ASSIGNMENT: In the records that follow, locate every line with "Network" and extract it.

Excerpts from an interface dataset:

'''

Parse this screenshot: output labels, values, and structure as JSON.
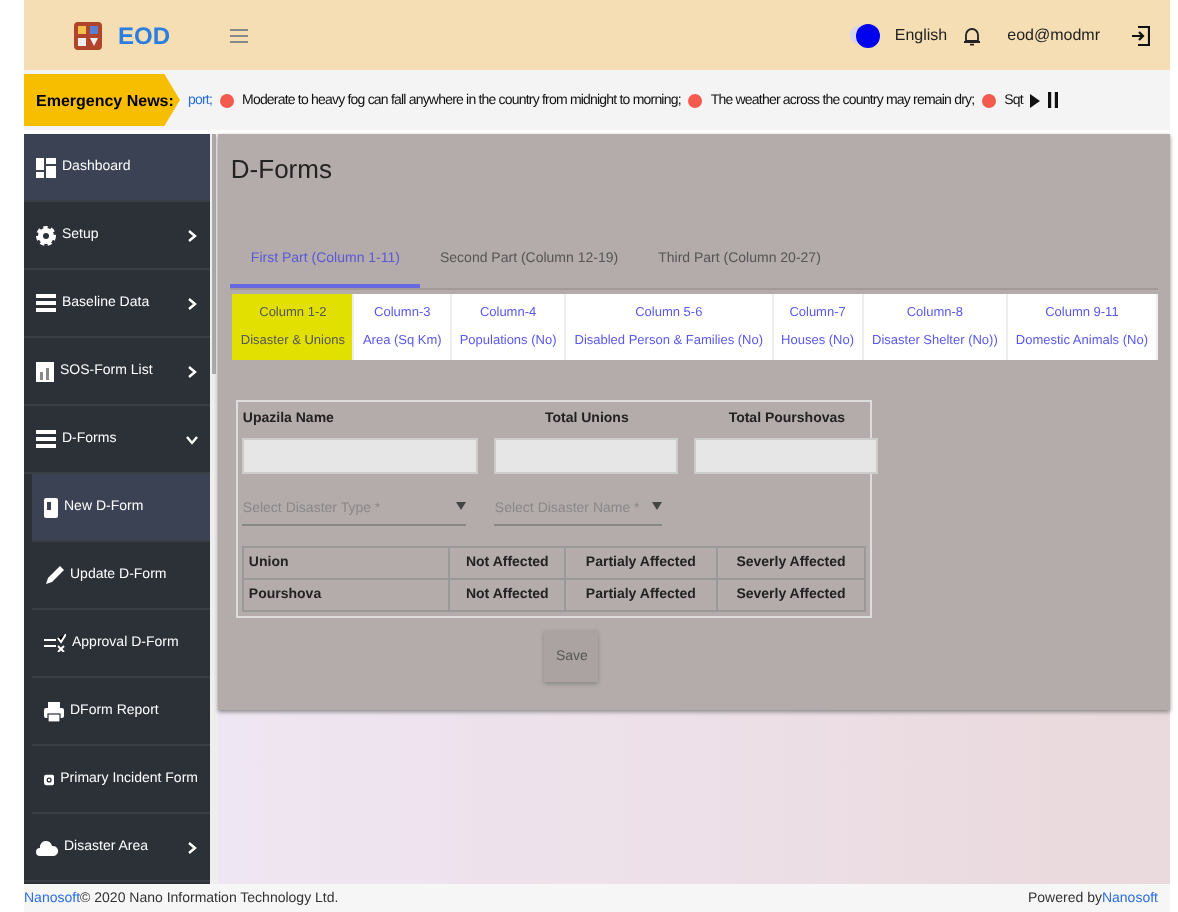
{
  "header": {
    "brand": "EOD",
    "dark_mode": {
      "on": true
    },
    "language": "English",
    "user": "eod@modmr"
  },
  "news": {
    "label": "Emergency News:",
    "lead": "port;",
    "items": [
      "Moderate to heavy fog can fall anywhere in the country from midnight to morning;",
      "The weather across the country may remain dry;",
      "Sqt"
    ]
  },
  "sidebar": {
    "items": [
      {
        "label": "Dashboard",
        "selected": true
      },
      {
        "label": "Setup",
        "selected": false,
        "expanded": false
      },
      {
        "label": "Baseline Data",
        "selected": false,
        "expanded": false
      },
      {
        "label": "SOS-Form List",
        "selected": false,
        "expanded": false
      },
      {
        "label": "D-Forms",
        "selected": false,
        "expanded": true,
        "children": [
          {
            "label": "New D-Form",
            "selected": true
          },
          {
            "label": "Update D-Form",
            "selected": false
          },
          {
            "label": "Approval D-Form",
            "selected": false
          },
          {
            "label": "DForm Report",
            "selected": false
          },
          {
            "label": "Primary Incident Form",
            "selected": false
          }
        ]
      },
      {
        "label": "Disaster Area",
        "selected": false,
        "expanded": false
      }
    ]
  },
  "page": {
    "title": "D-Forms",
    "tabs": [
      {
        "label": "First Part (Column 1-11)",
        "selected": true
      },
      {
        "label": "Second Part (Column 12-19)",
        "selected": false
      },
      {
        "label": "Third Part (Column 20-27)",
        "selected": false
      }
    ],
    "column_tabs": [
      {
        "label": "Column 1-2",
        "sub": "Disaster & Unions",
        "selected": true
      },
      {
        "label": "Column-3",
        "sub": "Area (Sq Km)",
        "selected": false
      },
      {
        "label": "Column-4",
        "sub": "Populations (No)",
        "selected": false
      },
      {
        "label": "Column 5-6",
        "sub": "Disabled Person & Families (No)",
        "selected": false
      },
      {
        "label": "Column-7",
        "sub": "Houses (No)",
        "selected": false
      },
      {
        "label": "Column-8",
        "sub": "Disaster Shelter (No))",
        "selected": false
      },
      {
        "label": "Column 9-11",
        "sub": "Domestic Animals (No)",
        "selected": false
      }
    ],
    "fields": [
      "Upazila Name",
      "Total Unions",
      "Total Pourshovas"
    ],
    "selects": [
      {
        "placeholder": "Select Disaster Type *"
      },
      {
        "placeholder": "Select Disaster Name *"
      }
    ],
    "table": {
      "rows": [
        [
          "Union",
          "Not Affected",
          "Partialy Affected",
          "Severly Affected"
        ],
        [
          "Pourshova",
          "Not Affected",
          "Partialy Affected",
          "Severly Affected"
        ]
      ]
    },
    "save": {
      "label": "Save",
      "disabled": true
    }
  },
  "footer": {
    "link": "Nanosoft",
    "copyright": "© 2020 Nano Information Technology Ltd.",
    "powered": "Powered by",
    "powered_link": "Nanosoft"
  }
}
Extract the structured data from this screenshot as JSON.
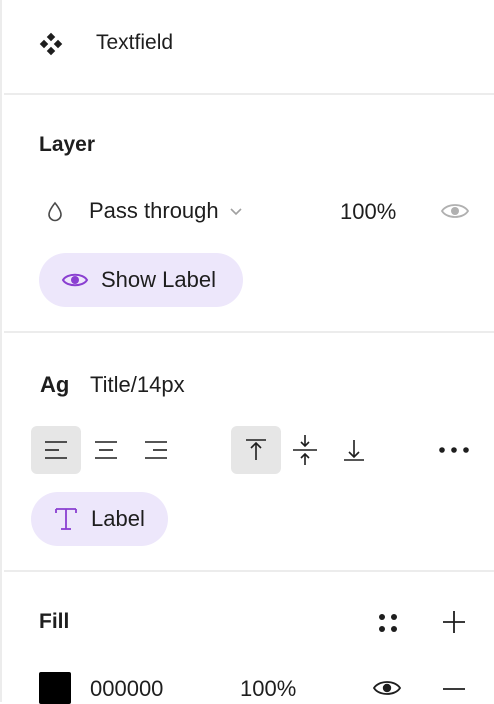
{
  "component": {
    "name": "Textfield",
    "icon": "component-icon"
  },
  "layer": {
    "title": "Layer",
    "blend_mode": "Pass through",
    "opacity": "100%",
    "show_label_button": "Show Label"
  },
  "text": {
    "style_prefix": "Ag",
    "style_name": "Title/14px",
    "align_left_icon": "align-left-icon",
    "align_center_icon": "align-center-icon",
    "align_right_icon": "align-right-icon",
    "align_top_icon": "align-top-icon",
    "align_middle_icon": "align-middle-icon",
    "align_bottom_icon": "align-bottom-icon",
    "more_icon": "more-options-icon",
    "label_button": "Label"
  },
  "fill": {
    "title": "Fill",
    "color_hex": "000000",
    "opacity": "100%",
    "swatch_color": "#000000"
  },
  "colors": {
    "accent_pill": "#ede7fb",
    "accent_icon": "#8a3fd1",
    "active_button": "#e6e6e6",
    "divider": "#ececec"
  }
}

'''
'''

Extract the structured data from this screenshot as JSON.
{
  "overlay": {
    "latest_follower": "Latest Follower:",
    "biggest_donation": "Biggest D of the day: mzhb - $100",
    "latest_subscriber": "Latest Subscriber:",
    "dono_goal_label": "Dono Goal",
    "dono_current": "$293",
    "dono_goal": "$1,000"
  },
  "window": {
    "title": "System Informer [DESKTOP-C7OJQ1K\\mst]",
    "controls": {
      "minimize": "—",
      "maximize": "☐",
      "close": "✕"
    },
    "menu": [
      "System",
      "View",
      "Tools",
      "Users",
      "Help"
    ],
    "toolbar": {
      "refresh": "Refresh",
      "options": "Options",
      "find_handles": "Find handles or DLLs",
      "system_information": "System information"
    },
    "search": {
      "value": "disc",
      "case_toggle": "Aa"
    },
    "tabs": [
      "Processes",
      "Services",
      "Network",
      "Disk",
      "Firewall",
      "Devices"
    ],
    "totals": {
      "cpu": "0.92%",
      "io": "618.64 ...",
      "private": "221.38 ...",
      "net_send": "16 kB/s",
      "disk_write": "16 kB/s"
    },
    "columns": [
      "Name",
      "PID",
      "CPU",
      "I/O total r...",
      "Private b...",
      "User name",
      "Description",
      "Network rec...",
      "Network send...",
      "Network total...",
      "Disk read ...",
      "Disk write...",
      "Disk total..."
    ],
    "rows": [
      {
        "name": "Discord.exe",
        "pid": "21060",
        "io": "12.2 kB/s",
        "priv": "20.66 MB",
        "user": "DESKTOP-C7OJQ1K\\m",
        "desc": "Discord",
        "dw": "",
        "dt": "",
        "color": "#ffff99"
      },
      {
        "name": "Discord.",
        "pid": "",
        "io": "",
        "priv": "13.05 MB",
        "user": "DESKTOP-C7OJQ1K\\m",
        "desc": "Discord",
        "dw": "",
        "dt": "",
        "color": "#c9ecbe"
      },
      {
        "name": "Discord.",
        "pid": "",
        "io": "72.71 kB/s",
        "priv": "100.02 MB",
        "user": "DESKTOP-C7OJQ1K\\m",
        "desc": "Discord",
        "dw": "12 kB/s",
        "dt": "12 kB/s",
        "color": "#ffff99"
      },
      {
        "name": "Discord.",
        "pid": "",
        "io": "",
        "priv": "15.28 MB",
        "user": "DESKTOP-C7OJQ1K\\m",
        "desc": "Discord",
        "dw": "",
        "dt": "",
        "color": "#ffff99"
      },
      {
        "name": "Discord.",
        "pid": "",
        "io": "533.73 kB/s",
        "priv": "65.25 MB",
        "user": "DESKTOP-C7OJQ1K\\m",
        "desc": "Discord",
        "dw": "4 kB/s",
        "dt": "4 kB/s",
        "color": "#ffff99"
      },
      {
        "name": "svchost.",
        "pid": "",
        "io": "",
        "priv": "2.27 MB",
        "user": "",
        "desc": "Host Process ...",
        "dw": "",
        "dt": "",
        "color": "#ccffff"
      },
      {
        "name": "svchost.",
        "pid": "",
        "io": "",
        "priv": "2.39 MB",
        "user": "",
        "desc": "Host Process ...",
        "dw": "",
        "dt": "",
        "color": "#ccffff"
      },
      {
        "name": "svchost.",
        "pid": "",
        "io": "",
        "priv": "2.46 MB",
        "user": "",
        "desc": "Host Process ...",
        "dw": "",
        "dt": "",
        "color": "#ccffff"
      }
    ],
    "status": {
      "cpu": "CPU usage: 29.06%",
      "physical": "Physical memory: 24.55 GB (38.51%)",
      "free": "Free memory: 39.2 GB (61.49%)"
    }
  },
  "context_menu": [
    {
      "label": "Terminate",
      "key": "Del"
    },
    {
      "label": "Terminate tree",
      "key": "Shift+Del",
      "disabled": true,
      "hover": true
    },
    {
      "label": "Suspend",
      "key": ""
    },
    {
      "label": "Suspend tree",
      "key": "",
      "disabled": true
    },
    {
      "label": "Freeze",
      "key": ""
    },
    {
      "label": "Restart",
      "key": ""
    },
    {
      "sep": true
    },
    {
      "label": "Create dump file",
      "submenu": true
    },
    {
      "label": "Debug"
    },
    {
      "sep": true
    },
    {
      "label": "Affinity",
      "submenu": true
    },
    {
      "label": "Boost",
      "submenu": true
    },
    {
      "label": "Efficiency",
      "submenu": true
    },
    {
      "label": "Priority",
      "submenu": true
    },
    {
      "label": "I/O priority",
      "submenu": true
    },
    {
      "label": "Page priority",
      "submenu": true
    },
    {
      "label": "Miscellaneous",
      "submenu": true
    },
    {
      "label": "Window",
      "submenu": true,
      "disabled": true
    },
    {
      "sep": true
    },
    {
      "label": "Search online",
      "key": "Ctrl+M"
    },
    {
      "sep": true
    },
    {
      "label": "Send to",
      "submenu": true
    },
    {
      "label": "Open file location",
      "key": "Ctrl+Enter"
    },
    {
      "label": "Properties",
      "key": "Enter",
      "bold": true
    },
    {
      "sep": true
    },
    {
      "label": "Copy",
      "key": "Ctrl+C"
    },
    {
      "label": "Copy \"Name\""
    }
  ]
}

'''

EXERCISE RESULT:
      "Network",
      "Network rec...",
      "Network send...",
      "Network total...",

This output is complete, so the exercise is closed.